The USD/JPY is an abbreviation for the currency exchange rate for the U.S. dollar and the Japanese Yen. In layman’s terms, the combination describes the number of Yen required to buy one U.S. dollar. USD/JPY is one of the most popular forex trading combinations in the world because the Yen, like the U.S. dollar, is used as a reserve currency. In forex trading parlance, reserve currency refers to an amount of currency held by central banks and major financial institutions to use for international transactions. Reserve currency reduces exchange rate risk and helps facilitate global transactions, including investments, forex trading and international debt obligations.
Let’s now look at some other aspects of the relationship and the recent high of the U.S. dollar against the Japanese yen.
USD/JPY Relationship With Treasuries
The USD/JPY has a correlation with U.S. Treasuries, which basically means that when treasury bonds, notes, and bills rise, USD/JPY prices weaken. People who invest in this forex trading pair have the security that the U.S. never defaults on bond obligations which then provides a secure, safe-haven status.
The USD/JPY movements are primarily affected by U.S. developments and provide the best reactions to yields and U.S. data.

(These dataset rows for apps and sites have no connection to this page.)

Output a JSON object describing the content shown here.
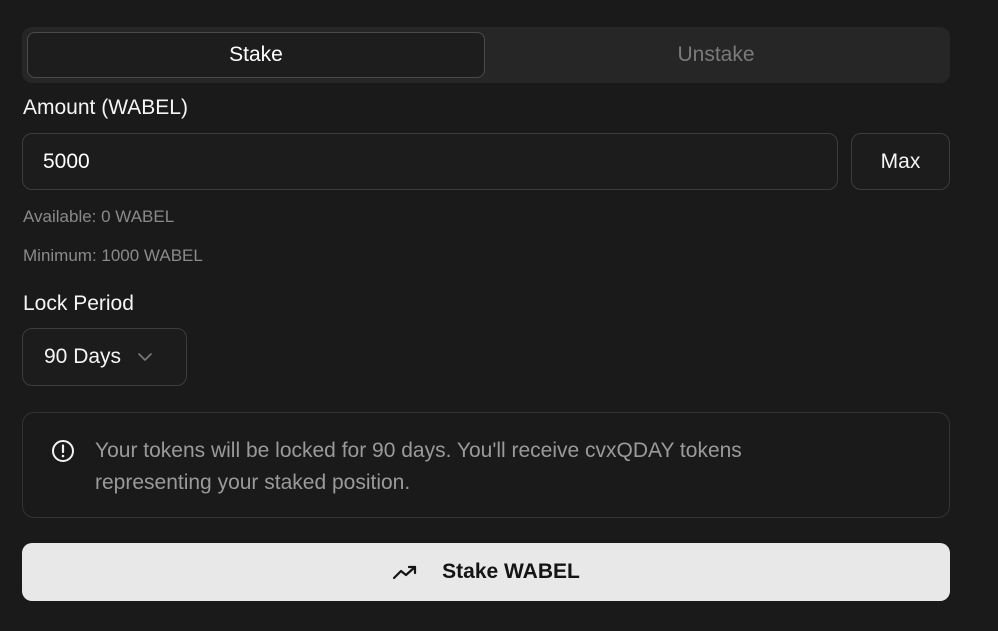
{
  "tabs": {
    "stake_label": "Stake",
    "unstake_label": "Unstake",
    "active": "stake"
  },
  "amount": {
    "label": "Amount (WABEL)",
    "value": "5000",
    "max_label": "Max",
    "available": "Available: 0 WABEL",
    "minimum": "Minimum: 1000 WABEL"
  },
  "lock_period": {
    "label": "Lock Period",
    "selected": "90 Days",
    "chevron_icon": "chevron-down-icon"
  },
  "notice": {
    "icon": "info-circle-icon",
    "text": "Your tokens will be locked for 90 days. You'll receive cvxQDAY tokens representing your staked position."
  },
  "submit": {
    "icon": "trending-up-icon",
    "label": "Stake WABEL"
  },
  "colors": {
    "background": "#1a1a1a",
    "panel": "#262626",
    "border": "#3c3c3c",
    "muted_text": "#8a8a8a",
    "button_bg": "#e8e8e8",
    "accent_border": "#a8871e"
  }
}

When interest rates are on a high during a trading day or predicted to rise in the future, the price of treasury bonds goes down. This, in turn, brings up the U.S. dollar, which then leads to the strengthening of USD/JPY prices.

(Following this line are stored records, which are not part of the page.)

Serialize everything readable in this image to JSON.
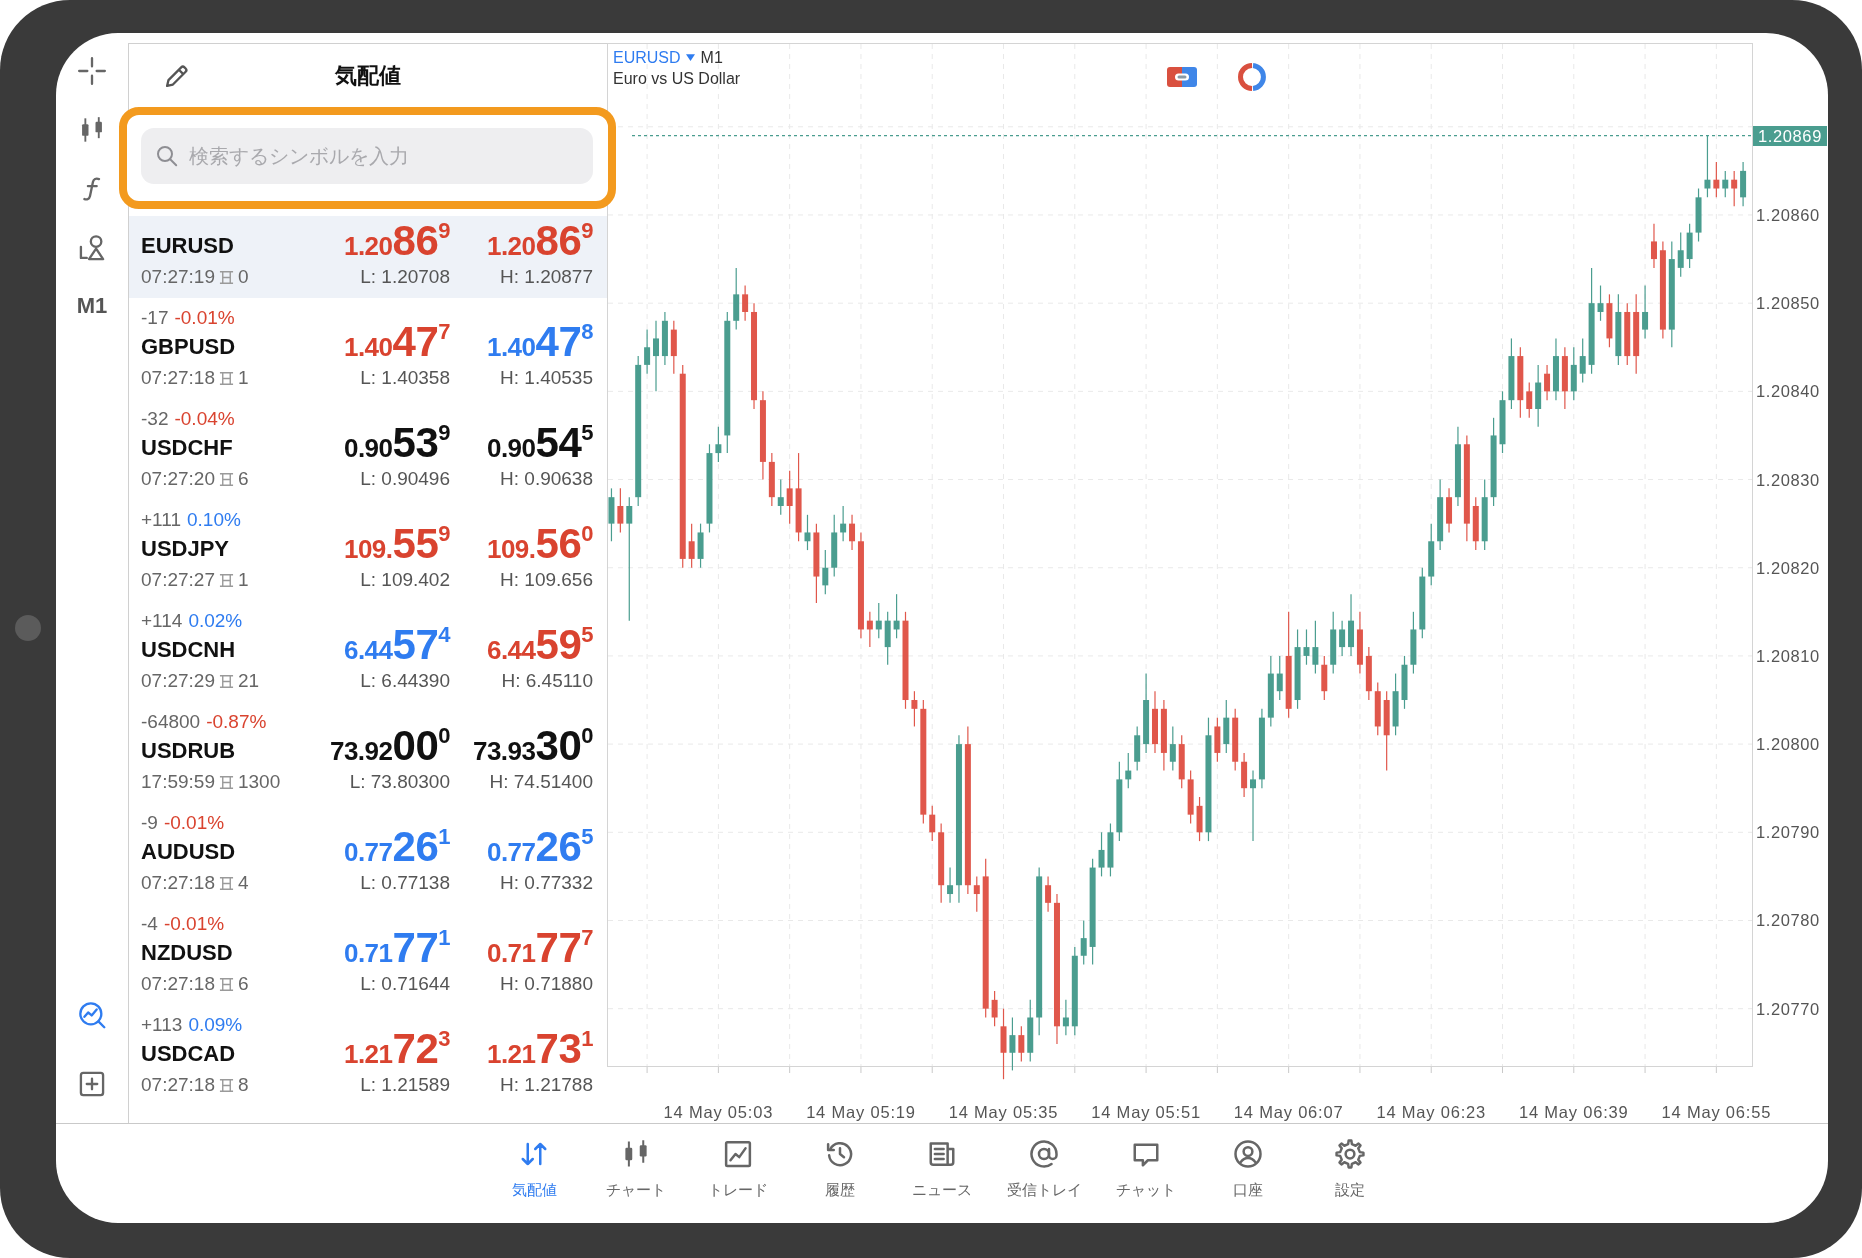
{
  "toolbar": {
    "timeframe": "M1"
  },
  "watchlist": {
    "title": "気配値",
    "search": {
      "placeholder": "検索するシンボルを入力"
    },
    "rows": [
      {
        "symbol": "EURUSD",
        "selected": true,
        "time": "07:27:19",
        "spread": "0",
        "bid": {
          "prefix": "1.20",
          "big": "86",
          "sup": "9",
          "color": "#d9432f"
        },
        "ask": {
          "prefix": "1.20",
          "big": "86",
          "sup": "9",
          "color": "#d9432f"
        },
        "low": "L: 1.20708",
        "high": "H: 1.20877"
      },
      {
        "symbol": "GBPUSD",
        "selected": false,
        "change": {
          "points": "-17",
          "percent": "-0.01%",
          "color": "#d9432f"
        },
        "time": "07:27:18",
        "spread": "1",
        "bid": {
          "prefix": "1.40",
          "big": "47",
          "sup": "7",
          "color": "#d9432f"
        },
        "ask": {
          "prefix": "1.40",
          "big": "47",
          "sup": "8",
          "color": "#2f7cf0"
        },
        "low": "L: 1.40358",
        "high": "H: 1.40535"
      },
      {
        "symbol": "USDCHF",
        "selected": false,
        "change": {
          "points": "-32",
          "percent": "-0.04%",
          "color": "#d9432f"
        },
        "time": "07:27:20",
        "spread": "6",
        "bid": {
          "prefix": "0.90",
          "big": "53",
          "sup": "9",
          "color": "#111111"
        },
        "ask": {
          "prefix": "0.90",
          "big": "54",
          "sup": "5",
          "color": "#111111"
        },
        "low": "L: 0.90496",
        "high": "H: 0.90638"
      },
      {
        "symbol": "USDJPY",
        "selected": false,
        "change": {
          "points": "+111",
          "percent": "0.10%",
          "color": "#2f7cf0"
        },
        "time": "07:27:27",
        "spread": "1",
        "bid": {
          "prefix": "109.",
          "big": "55",
          "sup": "9",
          "color": "#d9432f"
        },
        "ask": {
          "prefix": "109.",
          "big": "56",
          "sup": "0",
          "color": "#d9432f"
        },
        "low": "L: 109.402",
        "high": "H: 109.656"
      },
      {
        "symbol": "USDCNH",
        "selected": false,
        "change": {
          "points": "+114",
          "percent": "0.02%",
          "color": "#2f7cf0"
        },
        "time": "07:27:29",
        "spread": "21",
        "bid": {
          "prefix": "6.44",
          "big": "57",
          "sup": "4",
          "color": "#2f7cf0"
        },
        "ask": {
          "prefix": "6.44",
          "big": "59",
          "sup": "5",
          "color": "#d9432f"
        },
        "low": "L: 6.44390",
        "high": "H: 6.45110"
      },
      {
        "symbol": "USDRUB",
        "selected": false,
        "change": {
          "points": "-64800",
          "percent": "-0.87%",
          "color": "#d9432f"
        },
        "time": "17:59:59",
        "spread": "1300",
        "bid": {
          "prefix": "73.92",
          "big": "00",
          "sup": "0",
          "color": "#111111"
        },
        "ask": {
          "prefix": "73.93",
          "big": "30",
          "sup": "0",
          "color": "#111111"
        },
        "low": "L: 73.80300",
        "high": "H: 74.51400"
      },
      {
        "symbol": "AUDUSD",
        "selected": false,
        "change": {
          "points": "-9",
          "percent": "-0.01%",
          "color": "#d9432f"
        },
        "time": "07:27:18",
        "spread": "4",
        "bid": {
          "prefix": "0.77",
          "big": "26",
          "sup": "1",
          "color": "#2f7cf0"
        },
        "ask": {
          "prefix": "0.77",
          "big": "26",
          "sup": "5",
          "color": "#2f7cf0"
        },
        "low": "L: 0.77138",
        "high": "H: 0.77332"
      },
      {
        "symbol": "NZDUSD",
        "selected": false,
        "change": {
          "points": "-4",
          "percent": "-0.01%",
          "color": "#d9432f"
        },
        "time": "07:27:18",
        "spread": "6",
        "bid": {
          "prefix": "0.71",
          "big": "77",
          "sup": "1",
          "color": "#2f7cf0"
        },
        "ask": {
          "prefix": "0.71",
          "big": "77",
          "sup": "7",
          "color": "#d9432f"
        },
        "low": "L: 0.71644",
        "high": "H: 0.71880"
      },
      {
        "symbol": "USDCAD",
        "selected": false,
        "change": {
          "points": "+113",
          "percent": "0.09%",
          "color": "#2f7cf0"
        },
        "time": "07:27:18",
        "spread": "8",
        "bid": {
          "prefix": "1.21",
          "big": "72",
          "sup": "3",
          "color": "#d9432f"
        },
        "ask": {
          "prefix": "1.21",
          "big": "73",
          "sup": "1",
          "color": "#d9432f"
        },
        "low": "L: 1.21589",
        "high": "H: 1.21788"
      }
    ]
  },
  "chart": {
    "symbol": "EURUSD",
    "timeframe": "M1",
    "description": "Euro vs US Dollar",
    "chart_data": {
      "type": "candlestick",
      "grid": true,
      "categories": [
        null,
        null,
        null,
        null,
        null,
        null,
        null,
        null,
        null,
        null,
        null,
        null,
        "14 May 05:03",
        null,
        null,
        null,
        null,
        null,
        null,
        null,
        null,
        null,
        null,
        null,
        null,
        null,
        null,
        null,
        "14 May 05:19",
        null,
        null,
        null,
        null,
        null,
        null,
        null,
        null,
        null,
        null,
        null,
        null,
        null,
        null,
        null,
        "14 May 05:35",
        null,
        null,
        null,
        null,
        null,
        null,
        null,
        null,
        null,
        null,
        null,
        null,
        null,
        null,
        null,
        "14 May 05:51",
        null,
        null,
        null,
        null,
        null,
        null,
        null,
        null,
        null,
        null,
        null,
        null,
        null,
        null,
        null,
        "14 May 06:07",
        null,
        null,
        null,
        null,
        null,
        null,
        null,
        null,
        null,
        null,
        null,
        null,
        null,
        null,
        null,
        "14 May 06:23",
        null,
        null,
        null,
        null,
        null,
        null,
        null,
        null,
        null,
        null,
        null,
        null,
        null,
        null,
        null,
        "14 May 06:39",
        null,
        null,
        null,
        null,
        null,
        null,
        null,
        null,
        null,
        null,
        null,
        null,
        null,
        null,
        null,
        "14 May 06:55",
        null,
        null,
        null
      ],
      "ohlc": [
        [
          1.20825,
          1.20829,
          1.20823,
          1.20828
        ],
        [
          1.20827,
          1.20829,
          1.20824,
          1.20825
        ],
        [
          1.20825,
          1.20828,
          1.20814,
          1.20827
        ],
        [
          1.20828,
          1.20844,
          1.20827,
          1.20843
        ],
        [
          1.20843,
          1.20847,
          1.20842,
          1.20845
        ],
        [
          1.20844,
          1.20848,
          1.2084,
          1.20846
        ],
        [
          1.20844,
          1.20849,
          1.20843,
          1.20848
        ],
        [
          1.20847,
          1.20848,
          1.20842,
          1.20844
        ],
        [
          1.20842,
          1.20843,
          1.2082,
          1.20821
        ],
        [
          1.20823,
          1.20825,
          1.2082,
          1.20821
        ],
        [
          1.20821,
          1.20825,
          1.2082,
          1.20824
        ],
        [
          1.20825,
          1.20834,
          1.20824,
          1.20833
        ],
        [
          1.20833,
          1.20836,
          1.20832,
          1.20834
        ],
        [
          1.20835,
          1.20849,
          1.20833,
          1.20848
        ],
        [
          1.20848,
          1.20854,
          1.20847,
          1.20851
        ],
        [
          1.20851,
          1.20852,
          1.20848,
          1.20849
        ],
        [
          1.20849,
          1.2085,
          1.20838,
          1.20839
        ],
        [
          1.20839,
          1.2084,
          1.2083,
          1.20832
        ],
        [
          1.20832,
          1.20833,
          1.20827,
          1.20828
        ],
        [
          1.20827,
          1.2083,
          1.20826,
          1.20828
        ],
        [
          1.20829,
          1.20831,
          1.20825,
          1.20827
        ],
        [
          1.20829,
          1.20833,
          1.20823,
          1.20824
        ],
        [
          1.20823,
          1.20826,
          1.20822,
          1.20824
        ],
        [
          1.20824,
          1.20825,
          1.20816,
          1.20819
        ],
        [
          1.20818,
          1.20822,
          1.20817,
          1.2082
        ],
        [
          1.2082,
          1.20826,
          1.20819,
          1.20824
        ],
        [
          1.20824,
          1.20827,
          1.20823,
          1.20825
        ],
        [
          1.20825,
          1.20826,
          1.20822,
          1.20823
        ],
        [
          1.20823,
          1.20824,
          1.20812,
          1.20813
        ],
        [
          1.20814,
          1.20815,
          1.20811,
          1.20813
        ],
        [
          1.20813,
          1.20816,
          1.20812,
          1.20814
        ],
        [
          1.20811,
          1.20815,
          1.20809,
          1.20814
        ],
        [
          1.20813,
          1.20817,
          1.20812,
          1.20814
        ],
        [
          1.20814,
          1.20815,
          1.20804,
          1.20805
        ],
        [
          1.20805,
          1.20806,
          1.20802,
          1.20804
        ],
        [
          1.20804,
          1.20805,
          1.20791,
          1.20792
        ],
        [
          1.20792,
          1.20793,
          1.20789,
          1.2079
        ],
        [
          1.2079,
          1.20791,
          1.20782,
          1.20784
        ],
        [
          1.20783,
          1.20786,
          1.20782,
          1.20784
        ],
        [
          1.20784,
          1.20801,
          1.20782,
          1.208
        ],
        [
          1.208,
          1.20802,
          1.20783,
          1.20784
        ],
        [
          1.20784,
          1.20785,
          1.20781,
          1.20783
        ],
        [
          1.20785,
          1.20787,
          1.20769,
          1.2077
        ],
        [
          1.20771,
          1.20772,
          1.20768,
          1.20769
        ],
        [
          1.20768,
          1.2077,
          1.20762,
          1.20765
        ],
        [
          1.20765,
          1.20769,
          1.20763,
          1.20767
        ],
        [
          1.20767,
          1.20768,
          1.20764,
          1.20765
        ],
        [
          1.20765,
          1.20771,
          1.20764,
          1.20769
        ],
        [
          1.20769,
          1.20786,
          1.20767,
          1.20785
        ],
        [
          1.20784,
          1.20785,
          1.20781,
          1.20782
        ],
        [
          1.20782,
          1.20783,
          1.20766,
          1.20768
        ],
        [
          1.20768,
          1.20771,
          1.20767,
          1.20769
        ],
        [
          1.20768,
          1.20777,
          1.20767,
          1.20776
        ],
        [
          1.20776,
          1.2078,
          1.20775,
          1.20778
        ],
        [
          1.20777,
          1.20787,
          1.20775,
          1.20786
        ],
        [
          1.20786,
          1.2079,
          1.20785,
          1.20788
        ],
        [
          1.20786,
          1.20791,
          1.20785,
          1.2079
        ],
        [
          1.2079,
          1.20798,
          1.20789,
          1.20796
        ],
        [
          1.20796,
          1.20799,
          1.20795,
          1.20797
        ],
        [
          1.20798,
          1.20802,
          1.20797,
          1.20801
        ],
        [
          1.208,
          1.20808,
          1.20799,
          1.20805
        ],
        [
          1.20804,
          1.20806,
          1.20799,
          1.208
        ],
        [
          1.20804,
          1.20805,
          1.20797,
          1.20799
        ],
        [
          1.20798,
          1.20802,
          1.20797,
          1.208
        ],
        [
          1.208,
          1.20801,
          1.20795,
          1.20796
        ],
        [
          1.20796,
          1.20797,
          1.20791,
          1.20792
        ],
        [
          1.20793,
          1.20794,
          1.20789,
          1.2079
        ],
        [
          1.2079,
          1.20803,
          1.20789,
          1.20801
        ],
        [
          1.20802,
          1.20803,
          1.20798,
          1.20799
        ],
        [
          1.208,
          1.20805,
          1.20799,
          1.20803
        ],
        [
          1.20803,
          1.20804,
          1.20797,
          1.20798
        ],
        [
          1.20798,
          1.20799,
          1.20794,
          1.20795
        ],
        [
          1.20795,
          1.20797,
          1.20789,
          1.20796
        ],
        [
          1.20796,
          1.20804,
          1.20795,
          1.20803
        ],
        [
          1.20803,
          1.2081,
          1.20802,
          1.20808
        ],
        [
          1.20806,
          1.2081,
          1.20805,
          1.20808
        ],
        [
          1.2081,
          1.20815,
          1.20803,
          1.20804
        ],
        [
          1.20805,
          1.20813,
          1.20804,
          1.20811
        ],
        [
          1.2081,
          1.20813,
          1.20809,
          1.20811
        ],
        [
          1.20809,
          1.20814,
          1.20808,
          1.20811
        ],
        [
          1.20809,
          1.2081,
          1.20805,
          1.20806
        ],
        [
          1.20809,
          1.20815,
          1.20808,
          1.20813
        ],
        [
          1.20811,
          1.20814,
          1.2081,
          1.20813
        ],
        [
          1.20811,
          1.20817,
          1.2081,
          1.20814
        ],
        [
          1.20813,
          1.20815,
          1.20808,
          1.20809
        ],
        [
          1.2081,
          1.20811,
          1.20805,
          1.20806
        ],
        [
          1.20806,
          1.20807,
          1.20801,
          1.20802
        ],
        [
          1.20805,
          1.20806,
          1.20797,
          1.20801
        ],
        [
          1.20802,
          1.20808,
          1.20801,
          1.20806
        ],
        [
          1.20805,
          1.2081,
          1.20804,
          1.20809
        ],
        [
          1.20809,
          1.20815,
          1.20808,
          1.20813
        ],
        [
          1.20813,
          1.2082,
          1.20812,
          1.20819
        ],
        [
          1.20819,
          1.20825,
          1.20818,
          1.20823
        ],
        [
          1.20823,
          1.2083,
          1.20822,
          1.20828
        ],
        [
          1.20828,
          1.20829,
          1.20824,
          1.20825
        ],
        [
          1.20828,
          1.20836,
          1.20827,
          1.20834
        ],
        [
          1.20834,
          1.20835,
          1.20823,
          1.20825
        ],
        [
          1.20827,
          1.20828,
          1.20822,
          1.20823
        ],
        [
          1.20823,
          1.2083,
          1.20822,
          1.20828
        ],
        [
          1.20828,
          1.20837,
          1.20827,
          1.20835
        ],
        [
          1.20834,
          1.2084,
          1.20833,
          1.20839
        ],
        [
          1.20839,
          1.20846,
          1.20838,
          1.20844
        ],
        [
          1.20844,
          1.20845,
          1.20837,
          1.20839
        ],
        [
          1.2084,
          1.20841,
          1.20837,
          1.20838
        ],
        [
          1.20838,
          1.20843,
          1.20836,
          1.20841
        ],
        [
          1.20842,
          1.20843,
          1.20839,
          1.2084
        ],
        [
          1.2084,
          1.20846,
          1.20839,
          1.20844
        ],
        [
          1.20844,
          1.20845,
          1.20838,
          1.2084
        ],
        [
          1.2084,
          1.20845,
          1.20839,
          1.20843
        ],
        [
          1.20842,
          1.20846,
          1.20841,
          1.20844
        ],
        [
          1.20843,
          1.20854,
          1.20842,
          1.2085
        ],
        [
          1.20849,
          1.20852,
          1.20848,
          1.2085
        ],
        [
          1.2085,
          1.20851,
          1.20845,
          1.20846
        ],
        [
          1.20844,
          1.20851,
          1.20843,
          1.20849
        ],
        [
          1.20849,
          1.2085,
          1.20843,
          1.20844
        ],
        [
          1.20849,
          1.20851,
          1.20842,
          1.20844
        ],
        [
          1.20847,
          1.20852,
          1.20846,
          1.20849
        ],
        [
          1.20857,
          1.20859,
          1.20854,
          1.20855
        ],
        [
          1.20856,
          1.20857,
          1.20846,
          1.20847
        ],
        [
          1.20847,
          1.20857,
          1.20845,
          1.20855
        ],
        [
          1.20854,
          1.20858,
          1.20853,
          1.20856
        ],
        [
          1.20855,
          1.20859,
          1.20854,
          1.20858
        ],
        [
          1.20858,
          1.20863,
          1.20857,
          1.20862
        ],
        [
          1.20863,
          1.20869,
          1.20862,
          1.20864
        ],
        [
          1.20864,
          1.20866,
          1.20862,
          1.20863
        ],
        [
          1.20863,
          1.20865,
          1.20862,
          1.20864
        ],
        [
          1.20864,
          1.20865,
          1.20861,
          1.20863
        ],
        [
          1.20862,
          1.20866,
          1.20861,
          1.20865
        ]
      ],
      "ylim": [
        1.207635,
        1.208795
      ],
      "yticks": [
        {
          "value": 1.2086,
          "label": "1.20860"
        },
        {
          "value": 1.2085,
          "label": "1.20850"
        },
        {
          "value": 1.2084,
          "label": "1.20840"
        },
        {
          "value": 1.2083,
          "label": "1.20830"
        },
        {
          "value": 1.2082,
          "label": "1.20820"
        },
        {
          "value": 1.2081,
          "label": "1.20810"
        },
        {
          "value": 1.208,
          "label": "1.20800"
        },
        {
          "value": 1.2079,
          "label": "1.20790"
        },
        {
          "value": 1.2078,
          "label": "1.20780"
        },
        {
          "value": 1.2077,
          "label": "1.20770"
        }
      ],
      "ref_lines": [
        {
          "axis": "y",
          "value": 1.20869,
          "label": "1.20869"
        }
      ]
    }
  },
  "bottom_nav": [
    {
      "label": "気配値",
      "selected": true
    },
    {
      "label": "チャート",
      "selected": false
    },
    {
      "label": "トレード",
      "selected": false
    },
    {
      "label": "履歴",
      "selected": false
    },
    {
      "label": "ニュース",
      "selected": false
    },
    {
      "label": "受信トレイ",
      "selected": false
    },
    {
      "label": "チャット",
      "selected": false
    },
    {
      "label": "口座",
      "selected": false
    },
    {
      "label": "設定",
      "selected": false
    }
  ]
}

Safe Haven Currency
The Yen has historically remained a safe haven currency which means that in times of market turbulence, investors can depend on the Japanese Yen for relative stability. This consequently leads the Japanese Yen to appreciate.
Reason for USD/JPY High
The USD/JPY currency pair is currently moving fast and reached a five year high. But what exactly is the reason behind this high and what is the future outlook? Read ahead.
Dollar/yen hit 115.88, the highest since 2017, and the reason is that it owes its strength to U.S. yields. As returns on U.S. treasuries increased to 1.63% on Monday, investors expected a consequential rate hike from the Federal Reserve. The resultant sell-off in bonds and increase in yields led to an even higher increase in the pair. USD/JPY has had the best reaction to yields, unlike other currencies, which are impacted by risk-on, risk-off moves. The Yen, like the dollar, is a safe haven currency and does not fall when U.S. data is weak. It instead reacts to geopolitical tensions like conflicts in North Korea or between Russia and Ukraine, in which case it decouples from yields.
Currently, the USD/JPY is moving along with yields in conjunction with consequential events in Japan. If the Bank of Japan wants to move the Yen upwards, there needs to be a substantial change in monetary policy. The reason behind this is that Economic indicators like GDP inflation and unemployment barely have any effect.
Unlike the Federal Reserve, which is on the path to raising rates in 2022, the BOJ is going to remain the way it is. The uncertainty of the timing of raising rates, either in March or May, can affect the dollar while the Yen remains stagnant.
On the second trading day of 2022, the dollar was boosted by a rise in U.S. treasury yields. The dollar was up 0.4% at 115.835 against the Yen, affecting its overnight gains to reach its highest since January 2017—the highest in five years. In contrast, the euro has only minorly changed versus the dollar, at $1.1296 EUR=EBS.
To Wrap Up
Investors see Omicron as likely to be less disruptive and risky to the global economy compared to previous variants of Covid-19. That’s the reason markets are focusing on supply chain impact and inflation narrative. This sentiment is boosted by studies showing that the risk of hospitalization is lower for Omicron, and chances of severe infection and casualities are lower.
As investors remained confident that the U.S. Federal Reserve would announce a tapering of its bond-buying, traders were able to ignore the lackluster job report. Consequently, the U.S. bonds yields were higher and the Yen, which is particularly affected by interest rate differentials, hit 113 yen per dollar in the morning London trade.
The Japanese currency was also affected by a slight bend towards riskier currencies such as the Australian dollar, which gained. The gain in the Australian dollar was also affected by a rise in oil prices and a pick-up in economic activity.
Since Japanese government bond rates are well anchored and the Japan Central bank has kept a hold on policy, the Fed tapering announcement will raise U.S. Treasury yields further. The higher dollar-yen pairing will be favored, and in the next week, consumer price index and retail sales could prove to be the biggest risk for dollar-yen pairing.